Task requirements »
Copy each line of the data exactly. Leave nothing out.

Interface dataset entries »
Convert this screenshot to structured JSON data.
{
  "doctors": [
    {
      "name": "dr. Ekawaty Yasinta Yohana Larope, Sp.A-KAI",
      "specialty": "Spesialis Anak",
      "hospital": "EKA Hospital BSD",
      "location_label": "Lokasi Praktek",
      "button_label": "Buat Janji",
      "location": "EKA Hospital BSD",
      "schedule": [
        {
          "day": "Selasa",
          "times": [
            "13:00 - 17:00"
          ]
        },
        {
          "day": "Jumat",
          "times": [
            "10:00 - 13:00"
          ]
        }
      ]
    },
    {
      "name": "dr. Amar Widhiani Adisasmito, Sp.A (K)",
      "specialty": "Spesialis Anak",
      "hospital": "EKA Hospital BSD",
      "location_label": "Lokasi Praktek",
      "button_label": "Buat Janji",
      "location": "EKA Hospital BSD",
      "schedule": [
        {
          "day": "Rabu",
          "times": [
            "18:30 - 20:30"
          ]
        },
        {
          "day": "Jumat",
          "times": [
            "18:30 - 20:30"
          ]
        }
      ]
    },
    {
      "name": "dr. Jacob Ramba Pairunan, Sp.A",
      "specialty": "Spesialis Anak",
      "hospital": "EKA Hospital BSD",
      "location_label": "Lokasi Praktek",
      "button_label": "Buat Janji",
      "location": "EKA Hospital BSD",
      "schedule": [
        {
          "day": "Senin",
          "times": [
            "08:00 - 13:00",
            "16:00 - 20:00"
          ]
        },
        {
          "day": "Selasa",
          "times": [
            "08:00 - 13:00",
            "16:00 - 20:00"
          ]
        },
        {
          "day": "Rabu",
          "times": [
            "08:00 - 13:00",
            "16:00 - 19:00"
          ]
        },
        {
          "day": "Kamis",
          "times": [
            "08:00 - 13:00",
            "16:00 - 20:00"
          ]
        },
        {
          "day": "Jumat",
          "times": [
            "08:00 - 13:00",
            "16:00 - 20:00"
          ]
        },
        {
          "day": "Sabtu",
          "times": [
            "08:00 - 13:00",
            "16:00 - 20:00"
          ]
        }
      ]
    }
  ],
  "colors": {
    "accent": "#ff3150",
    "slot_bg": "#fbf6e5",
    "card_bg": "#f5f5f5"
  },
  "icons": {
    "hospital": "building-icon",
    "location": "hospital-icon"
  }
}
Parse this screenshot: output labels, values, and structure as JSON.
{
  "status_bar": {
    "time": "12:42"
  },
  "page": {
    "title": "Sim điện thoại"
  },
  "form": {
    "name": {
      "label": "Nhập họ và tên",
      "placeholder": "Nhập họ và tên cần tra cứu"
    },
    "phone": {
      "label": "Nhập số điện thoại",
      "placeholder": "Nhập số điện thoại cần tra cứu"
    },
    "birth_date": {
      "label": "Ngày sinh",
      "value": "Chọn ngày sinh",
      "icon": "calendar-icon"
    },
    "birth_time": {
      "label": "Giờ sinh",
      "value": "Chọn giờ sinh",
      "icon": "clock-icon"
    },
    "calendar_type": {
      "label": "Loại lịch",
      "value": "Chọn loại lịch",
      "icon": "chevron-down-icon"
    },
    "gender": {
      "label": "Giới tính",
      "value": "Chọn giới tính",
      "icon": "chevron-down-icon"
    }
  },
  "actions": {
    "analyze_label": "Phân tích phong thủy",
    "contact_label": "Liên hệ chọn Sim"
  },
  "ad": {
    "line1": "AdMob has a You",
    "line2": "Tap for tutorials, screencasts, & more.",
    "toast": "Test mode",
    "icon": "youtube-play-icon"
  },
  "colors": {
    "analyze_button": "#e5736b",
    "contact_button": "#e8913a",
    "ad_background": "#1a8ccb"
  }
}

Response below »
Convert this screenshot to structured JSON data.
{
  "doctors": [
    {
      "name": "dr. Ekawaty Yasinta Yohana Larope, Sp.A-KAI",
      "specialty": "Spesialis Anak",
      "hospital": "EKA Hospital BSD",
      "location_label": "Lokasi Praktek",
      "button_label": "Buat Janji",
      "location": "EKA Hospital BSD",
      "schedule": [
        {
          "day": "Selasa",
          "times": [
            "13:00 - 17:00"
          ]
        },
        {
          "day": "Jumat",
          "times": [
            "10:00 - 13:00"
          ]
        }
      ]
    },
    {
      "name": "dr. Amar Widhiani Adisasmito, Sp.A (K)",
      "specialty": "Spesialis Anak",
      "hospital": "EKA Hospital BSD",
      "location_label": "Lokasi Praktek",
      "button_label": "Buat Janji",
      "location": "EKA Hospital BSD",
      "schedule": [
        {
          "day": "Rabu",
          "times": [
            "18:30 - 20:30"
          ]
        },
        {
          "day": "Jumat",
          "times": [
            "18:30 - 20:30"
          ]
        }
      ]
    },
    {
      "name": "dr. Jacob Ramba Pairunan, Sp.A",
      "specialty": "Spesialis Anak",
      "hospital": "EKA Hospital BSD",
      "location_label": "Lokasi Praktek",
      "button_label": "Buat Janji",
      "location": "EKA Hospital BSD",
      "schedule": [
        {
          "day": "Senin",
          "times": [
            "08:00 - 13:00",
            "16:00 - 20:00"
          ]
        },
        {
          "day": "Selasa",
          "times": [
            "08:00 - 13:00",
            "16:00 - 20:00"
          ]
        },
        {
          "day": "Rabu",
          "times": [
            "08:00 - 13:00",
            "16:00 - 19:00"
          ]
        },
        {
          "day": "Kamis",
          "times": [
            "08:00 - 13:00",
            "16:00 - 20:00"
          ]
        },
        {
          "day": "Jumat",
          "times": [
            "08:00 - 13:00",
            "16:00 - 20:00"
          ]
        },
        {
          "day": "Sabtu",
          "times": [
            "08:00 - 13:00",
            "16:00 - 20:00"
          ]
        }
      ]
    }
  ],
  "colors": {
    "accent": "#ff3150",
    "slot_bg": "#fbf6e5",
    "card_bg": "#f5f5f5"
  },
  "icons": {
    "hospital": "building-icon",
    "location": "hospital-icon"
  }
}
Parse this screenshot: output labels, values, and structure as JSON.
{
  "status_bar": {
    "time": "12:42"
  },
  "page": {
    "title": "Sim điện thoại"
  },
  "form": {
    "name": {
      "label": "Nhập họ và tên",
      "placeholder": "Nhập họ và tên cần tra cứu"
    },
    "phone": {
      "label": "Nhập số điện thoại",
      "placeholder": "Nhập số điện thoại cần tra cứu"
    },
    "birth_date": {
      "label": "Ngày sinh",
      "value": "Chọn ngày sinh",
      "icon": "calendar-icon"
    },
    "birth_time": {
      "label": "Giờ sinh",
      "value": "Chọn giờ sinh",
      "icon": "clock-icon"
    },
    "calendar_type": {
      "label": "Loại lịch",
      "value": "Chọn loại lịch",
      "icon": "chevron-down-icon"
    },
    "gender": {
      "label": "Giới tính",
      "value": "Chọn giới tính",
      "icon": "chevron-down-icon"
    }
  },
  "actions": {
    "analyze_label": "Phân tích phong thủy",
    "contact_label": "Liên hệ chọn Sim"
  },
  "ad": {
    "line1": "AdMob has a You",
    "line2": "Tap for tutorials, screencasts, & more.",
    "toast": "Test mode",
    "icon": "youtube-play-icon"
  },
  "colors": {
    "analyze_button": "#e5736b",
    "contact_button": "#e8913a",
    "ad_background": "#1a8ccb"
  }
}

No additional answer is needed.